WORK ITEM: Images excluded, reproduce each line of the records exactly as it stands.

(Dataset rows for apps and sites)
|---|

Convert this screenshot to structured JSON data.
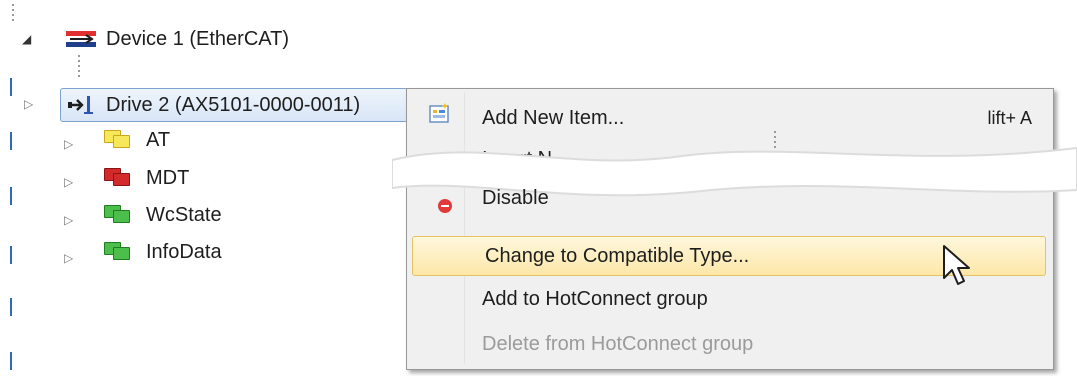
{
  "tree": {
    "device_label": "Device 1 (EtherCAT)",
    "drive_label": "Drive 2 (AX5101-0000-0011)",
    "children": [
      {
        "label": "AT",
        "icon": "yellow-box-icon",
        "color": "#f7e85a"
      },
      {
        "label": "MDT",
        "icon": "red-box-icon",
        "color": "#d32b2b"
      },
      {
        "label": "WcState",
        "icon": "green-box-icon",
        "color": "#4cbe4c"
      },
      {
        "label": "InfoData",
        "icon": "green-box-icon",
        "color": "#4cbe4c"
      }
    ]
  },
  "context_menu": {
    "items": [
      {
        "label": "Add New Item...",
        "shortcut": "lift+ A",
        "icon": "add-new-item-icon"
      },
      {
        "label": "Insert N",
        "icon": ""
      },
      {
        "label": "Disable",
        "icon": "disable-icon"
      },
      {
        "label": "Change to Compatible Type...",
        "state": "highlighted"
      },
      {
        "label": "Add to HotConnect group"
      },
      {
        "label": "Delete from HotConnect group",
        "state": "disabled"
      }
    ]
  },
  "colors": {
    "tree_line": "#2f6bb5",
    "selection_border": "#7da2ce",
    "highlight_fill": "#fde7a8",
    "menu_background": "#f0f0f0",
    "disabled_text": "#9b9b9b"
  }
}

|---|

YOUR RESPONSE:
Convert this screenshot to structured JSON data.
{
  "tree": {
    "device_label": "Device 1 (EtherCAT)",
    "drive_label": "Drive 2 (AX5101-0000-0011)",
    "children": [
      {
        "label": "AT",
        "icon": "yellow-box-icon",
        "color": "#f7e85a"
      },
      {
        "label": "MDT",
        "icon": "red-box-icon",
        "color": "#d32b2b"
      },
      {
        "label": "WcState",
        "icon": "green-box-icon",
        "color": "#4cbe4c"
      },
      {
        "label": "InfoData",
        "icon": "green-box-icon",
        "color": "#4cbe4c"
      }
    ]
  },
  "context_menu": {
    "items": [
      {
        "label": "Add New Item...",
        "shortcut": "lift+ A",
        "icon": "add-new-item-icon"
      },
      {
        "label": "Insert N",
        "icon": ""
      },
      {
        "label": "Disable",
        "icon": "disable-icon"
      },
      {
        "label": "Change to Compatible Type...",
        "state": "highlighted"
      },
      {
        "label": "Add to HotConnect group"
      },
      {
        "label": "Delete from HotConnect group",
        "state": "disabled"
      }
    ]
  },
  "colors": {
    "tree_line": "#2f6bb5",
    "selection_border": "#7da2ce",
    "highlight_fill": "#fde7a8",
    "menu_background": "#f0f0f0",
    "disabled_text": "#9b9b9b"
  }
}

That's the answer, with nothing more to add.